Every 7-year-old looks beautiful to eyes past a certain age. So it’s hard to say whether this 18th-century portrait by Jean-Étienne Liotard is of a particularly lovely 7-year-old or whether it’s just a particularly lovely picture. I’m going with the latter. Anyone can see it: The level of artistry is astonishing.
The medium is not paint but pastel, which Liotard (1702-1789) came as close as anyone to perfecting. Pastel is powdery and sensitive to light, so for its own good, this portrait spends a lot of time in storage. But I’ve noticed that when I visit the Getty and it’s on display, it’s always surrounded by sighing admirers.
Liotard died the year the French Revolution broke out. He spent his peak years flitting around Europe fulfilling portrait commissions for the royal families, popes, cardinals and aristocrats.
The son of a jeweler, Liotard grew up in the proudly independent city-state of Geneva, where he trained as a miniaturist. He was a contemporary of Jean-Jacques Rousseau and, like the great philosopher, moved from Geneva to Paris, where he studied portraiture.

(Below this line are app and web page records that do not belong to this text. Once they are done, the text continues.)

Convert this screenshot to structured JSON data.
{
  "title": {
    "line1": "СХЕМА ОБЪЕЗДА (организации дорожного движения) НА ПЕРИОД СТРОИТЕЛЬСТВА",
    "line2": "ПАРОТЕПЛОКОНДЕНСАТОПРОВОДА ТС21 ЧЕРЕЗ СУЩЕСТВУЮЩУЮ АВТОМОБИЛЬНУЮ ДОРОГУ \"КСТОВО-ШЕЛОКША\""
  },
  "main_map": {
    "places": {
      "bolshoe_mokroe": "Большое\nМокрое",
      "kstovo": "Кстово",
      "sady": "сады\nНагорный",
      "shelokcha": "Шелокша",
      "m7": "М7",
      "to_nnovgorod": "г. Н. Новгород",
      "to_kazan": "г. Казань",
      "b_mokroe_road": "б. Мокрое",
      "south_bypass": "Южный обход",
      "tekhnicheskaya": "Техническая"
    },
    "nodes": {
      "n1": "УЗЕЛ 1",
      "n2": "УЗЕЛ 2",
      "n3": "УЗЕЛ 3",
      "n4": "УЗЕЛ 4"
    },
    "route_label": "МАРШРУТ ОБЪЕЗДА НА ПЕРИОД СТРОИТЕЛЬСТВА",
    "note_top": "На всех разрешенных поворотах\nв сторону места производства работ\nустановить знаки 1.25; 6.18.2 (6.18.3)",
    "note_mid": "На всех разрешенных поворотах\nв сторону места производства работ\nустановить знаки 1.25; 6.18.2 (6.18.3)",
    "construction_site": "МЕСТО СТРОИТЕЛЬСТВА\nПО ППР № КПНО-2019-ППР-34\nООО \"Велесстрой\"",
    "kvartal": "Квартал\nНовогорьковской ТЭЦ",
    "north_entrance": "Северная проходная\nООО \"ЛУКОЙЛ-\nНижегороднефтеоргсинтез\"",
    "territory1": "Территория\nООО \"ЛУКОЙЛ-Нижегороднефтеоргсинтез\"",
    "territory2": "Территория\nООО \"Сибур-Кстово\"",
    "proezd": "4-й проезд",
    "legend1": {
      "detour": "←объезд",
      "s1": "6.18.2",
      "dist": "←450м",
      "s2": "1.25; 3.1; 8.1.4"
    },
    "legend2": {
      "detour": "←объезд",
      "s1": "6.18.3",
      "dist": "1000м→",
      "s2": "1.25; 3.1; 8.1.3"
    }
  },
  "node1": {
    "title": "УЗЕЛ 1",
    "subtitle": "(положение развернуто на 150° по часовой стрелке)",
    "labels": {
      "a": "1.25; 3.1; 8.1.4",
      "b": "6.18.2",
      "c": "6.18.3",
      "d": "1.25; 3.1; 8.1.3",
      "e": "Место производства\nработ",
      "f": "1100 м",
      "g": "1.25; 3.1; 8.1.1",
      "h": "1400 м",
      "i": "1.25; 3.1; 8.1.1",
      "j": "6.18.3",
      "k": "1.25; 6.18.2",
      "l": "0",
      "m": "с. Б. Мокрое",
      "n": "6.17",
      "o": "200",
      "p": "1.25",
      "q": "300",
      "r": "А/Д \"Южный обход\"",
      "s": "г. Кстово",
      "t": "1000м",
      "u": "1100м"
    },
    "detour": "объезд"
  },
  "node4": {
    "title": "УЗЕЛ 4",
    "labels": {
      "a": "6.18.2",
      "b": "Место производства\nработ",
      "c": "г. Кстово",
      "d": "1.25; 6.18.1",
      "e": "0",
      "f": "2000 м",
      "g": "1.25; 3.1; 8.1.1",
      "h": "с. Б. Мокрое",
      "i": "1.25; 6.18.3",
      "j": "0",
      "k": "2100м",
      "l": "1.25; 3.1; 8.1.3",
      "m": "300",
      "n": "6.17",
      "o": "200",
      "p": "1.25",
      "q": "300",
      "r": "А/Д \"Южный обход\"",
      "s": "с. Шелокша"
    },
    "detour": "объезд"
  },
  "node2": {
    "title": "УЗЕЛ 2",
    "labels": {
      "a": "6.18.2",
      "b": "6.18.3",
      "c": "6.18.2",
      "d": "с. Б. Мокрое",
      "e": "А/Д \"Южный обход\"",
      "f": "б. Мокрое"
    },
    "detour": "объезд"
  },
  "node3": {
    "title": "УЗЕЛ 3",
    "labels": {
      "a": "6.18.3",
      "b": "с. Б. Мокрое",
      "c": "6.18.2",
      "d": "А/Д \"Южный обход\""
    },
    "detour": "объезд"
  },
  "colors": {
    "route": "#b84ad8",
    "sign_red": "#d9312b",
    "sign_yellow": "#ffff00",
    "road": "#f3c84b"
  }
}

In 1738, Liotard traveled to Constantinople (Istanbul). He stayed there for four years, perfecting his pastel technique with pictures of local domestic scenes. When he came back, he kept an eccentrically full beard and continued wearing Turkish clothing, earning him the nickname “the Turkish painter.” He made portraits of subjects including his Dutch wife and Rousseau in “exotic” Eastern costumes at a time when fashion was regarded as an integral aspect of good portraiture.
At some point, Liotard also developed an intense love of the color blue. All of his best pictures hinge, chromatically, on pure shades that hover somewhere between sky and royal blue. Here, Maria Frederike wears a rich blue cape with a white fur trim. Slightly lighter hues of the same color can be found in her hair ribbons, her dress, the collar of the little dog she cradles like a doll and her eyes.
Up close, you can see how Liotard used both the texture of the vellum surface and the opaque, subtly layered and slightly granular pastel to imitate the look of skin, with its pores and shadows and highlights. The delicate striations of diagonal highlights on the girl’s rosy right cheek give it a palpable luster. And the set of the child’s lips against her skin is realized so sensitively that you cannot conceive that so much soft, dimpled vitality depends for its underlying structure on something as ghastly as a skull.
Notice, above all, her eyes. They seem to have noticed something, and to react with a kind of tender calm, verging on disinterested amusement. Few things are as moving as youthful self-possession. Meanwhile, the little dog — possibly a Japanese Chin? (I defer to the dog experts) — stares out of the picture with doggy bemusement.
Great Works, In Focus
A series featuring art critic Sebastian Smee’s favorite works in permanent collections around the United States. “They are things that move me. Part of the fun is trying to figure out why.”
Sebastian Smee is a Pulitzer Prize-winning art critic at The Washington Post and the author of “The Art of Rivalry: Four Friendships, Betrayals and Breakthroughs in Modern Art.” He has worked at the Boston Globe, and in London and Sydney for the Daily Telegraph (U.K.), the Guardian, the Spectator, and the Sydney Morning Herald.